A few years ago, my girlfriend “Sharon” came from Florida to spend some quality time with her widowed mother who lived on a small farm outside of Fort Scott. Since her mother was a homebody and didn’t venture far from her garden, Sharon planned to take her mom shopping and treat her to a few of the local restaurants.
My friend flew into KC on Sunday. Wednesday found her at my house in tears.
“Mom” couldn’t leave her house on Monday because that was the cleaning day. Tuesday was for laundry and ironing and Wednesday for canning. Sharon offered to help but was told her mom needed to do it alone so it was done right. To add insult to injury, the “Is there something wrong with my cooking?” question caught my friend off guard.
Mom’s schedule dominated her life, and not even her daughter’s visit would dissuade her from altering it. Of course, Saturday “would have been fine” for a lunch out, but since Sharon had booked an early morning flight, she obviously had “not taken” her mother’s agenda into account. It was a miserable week.
Sharon’s mother died two years after that visit, but my friend has not forgotten her mother being so locked into her agenda that she could not set aside time just to “hang” with her only child. The Bible shares a powerful message on what Jesus thinks of people who cannot make time for relationships. Luke 10:38-42 is a familiar story but one worth revisiting.
Company’s coming, and not just any company. This is Rabbi Jesus and his friends, and Martha, the restless hostess, is almost ready; the house is free of cobwebs and the dirt floor swept, and there will be no shortage of food or drink. Still, the pressure is building. If there is something to stew about, Martha will find it. Not her sister Mary. Mary sits at Jesus’ feet, soaking in all he has to say.
What a difference!
A preacher at my step-daughter’s church expounded on that message with these words: “The presence of Jesus was part of Martha’s plan, but it WAS Mary’s plan. If Martha had time, she was going to be with Jesus. If Mary didn’t have time, she still was going to be with Jesus.”

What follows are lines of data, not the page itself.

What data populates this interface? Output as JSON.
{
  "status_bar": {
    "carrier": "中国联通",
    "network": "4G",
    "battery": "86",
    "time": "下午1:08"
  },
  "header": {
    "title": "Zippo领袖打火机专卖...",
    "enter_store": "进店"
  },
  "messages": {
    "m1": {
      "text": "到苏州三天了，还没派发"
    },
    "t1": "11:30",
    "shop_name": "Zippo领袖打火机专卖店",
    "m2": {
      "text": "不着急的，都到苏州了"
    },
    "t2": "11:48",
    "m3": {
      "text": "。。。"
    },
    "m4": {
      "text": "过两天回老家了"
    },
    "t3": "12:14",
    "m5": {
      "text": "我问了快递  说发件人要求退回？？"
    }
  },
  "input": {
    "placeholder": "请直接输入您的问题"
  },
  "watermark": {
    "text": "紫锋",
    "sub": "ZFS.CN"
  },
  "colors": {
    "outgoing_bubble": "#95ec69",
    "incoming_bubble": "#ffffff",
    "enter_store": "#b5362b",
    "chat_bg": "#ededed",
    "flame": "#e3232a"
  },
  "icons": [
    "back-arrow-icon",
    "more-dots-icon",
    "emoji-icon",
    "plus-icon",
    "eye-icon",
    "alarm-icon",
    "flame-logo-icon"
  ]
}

Don’t skim his words. Read them again. The pastor ended his sermon by asking which one represented us. “Do we merely include Jesus in our schedule, or is our schedule designed around time with our Savior?”
Jesus modeled priorities. No one has ever been busier than he, yet he never appeared harried. He was all about people. The gospel makes it clear as to where we start. If we want a stress-less, worry-less, stew-less schedule, we must make time to sit at Jesus’ feet.

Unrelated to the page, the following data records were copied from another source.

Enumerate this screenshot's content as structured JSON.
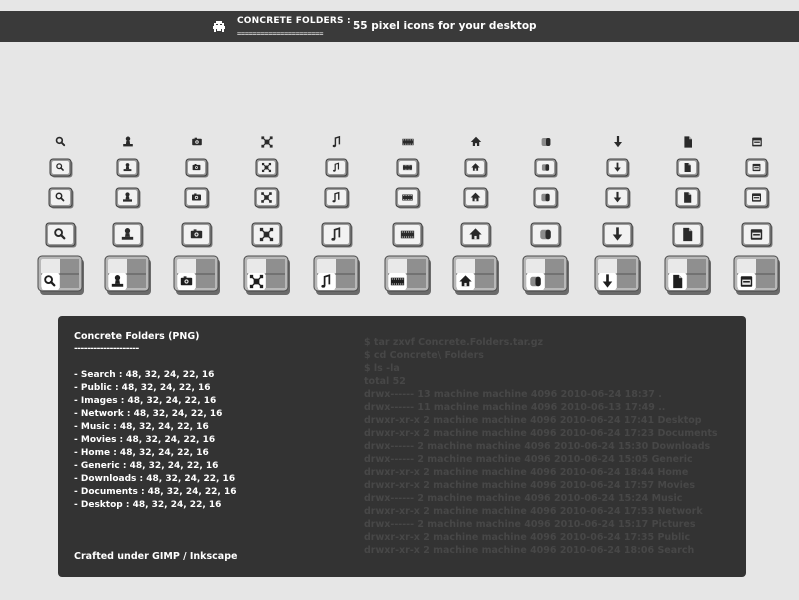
{
  "header": {
    "title": "CONCRETE FOLDERS :",
    "rule": "======================",
    "tagline": "55 pixel icons for your desktop",
    "logo_icon": "space-invader-icon"
  },
  "icon_set": {
    "folders": [
      "search",
      "public",
      "images",
      "network",
      "music",
      "movies",
      "home",
      "generic",
      "downloads",
      "documents",
      "desktop"
    ],
    "sizes": [
      16,
      22,
      24,
      32,
      48
    ]
  },
  "panel": {
    "title": "Concrete Folders (PNG)",
    "dash": "--------------------",
    "items": [
      "- Search : 48, 32, 24, 22, 16",
      "- Public : 48, 32, 24, 22, 16",
      "- Images : 48, 32, 24, 22, 16",
      "- Network : 48, 32, 24, 22, 16",
      "- Music : 48, 32, 24, 22, 16",
      "- Movies : 48, 32, 24, 22, 16",
      "- Home : 48, 32, 24, 22, 16",
      "- Generic : 48, 32, 24, 22, 16",
      "- Downloads : 48, 32, 24, 22, 16",
      "- Documents : 48, 32, 24, 22, 16",
      "- Desktop : 48, 32, 24, 22, 16"
    ],
    "credit": "Crafted under GIMP / Inkscape",
    "terminal": [
      "$ tar zxvf Concrete.Folders.tar.gz",
      "$ cd Concrete\\ Folders",
      "$ ls -la",
      "total 52",
      "drwx------ 13 machine machine 4096 2010-06-24 18:37 .",
      "drwx------ 11 machine machine 4096 2010-06-13 17:49 ..",
      "drwxr-xr-x  2 machine machine 4096 2010-06-24 17:41 Desktop",
      "drwxr-xr-x  2 machine machine 4096 2010-06-24 17:23 Documents",
      "drwx------  2 machine machine 4096 2010-06-24 15:30 Downloads",
      "drwx------  2 machine machine 4096 2010-06-24 15:05 Generic",
      "drwxr-xr-x  2 machine machine 4096 2010-06-24 18:44 Home",
      "drwxr-xr-x  2 machine machine 4096 2010-06-24 17:57 Movies",
      "drwx------  2 machine machine 4096 2010-06-24 15:24 Music",
      "drwxr-xr-x  2 machine machine 4096 2010-06-24 17:53 Network",
      "drwx------  2 machine machine 4096 2010-06-24 15:17 Pictures",
      "drwxr-xr-x  2 machine machine 4096 2010-06-24 17:35 Public",
      "drwxr-xr-x  2 machine machine 4096 2010-06-24 18:06 Search"
    ]
  }
}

Martha’s regimen had no eternal benefits. Mary’s did.
So, the question remains: Do we want Busy, or do we want Blessing?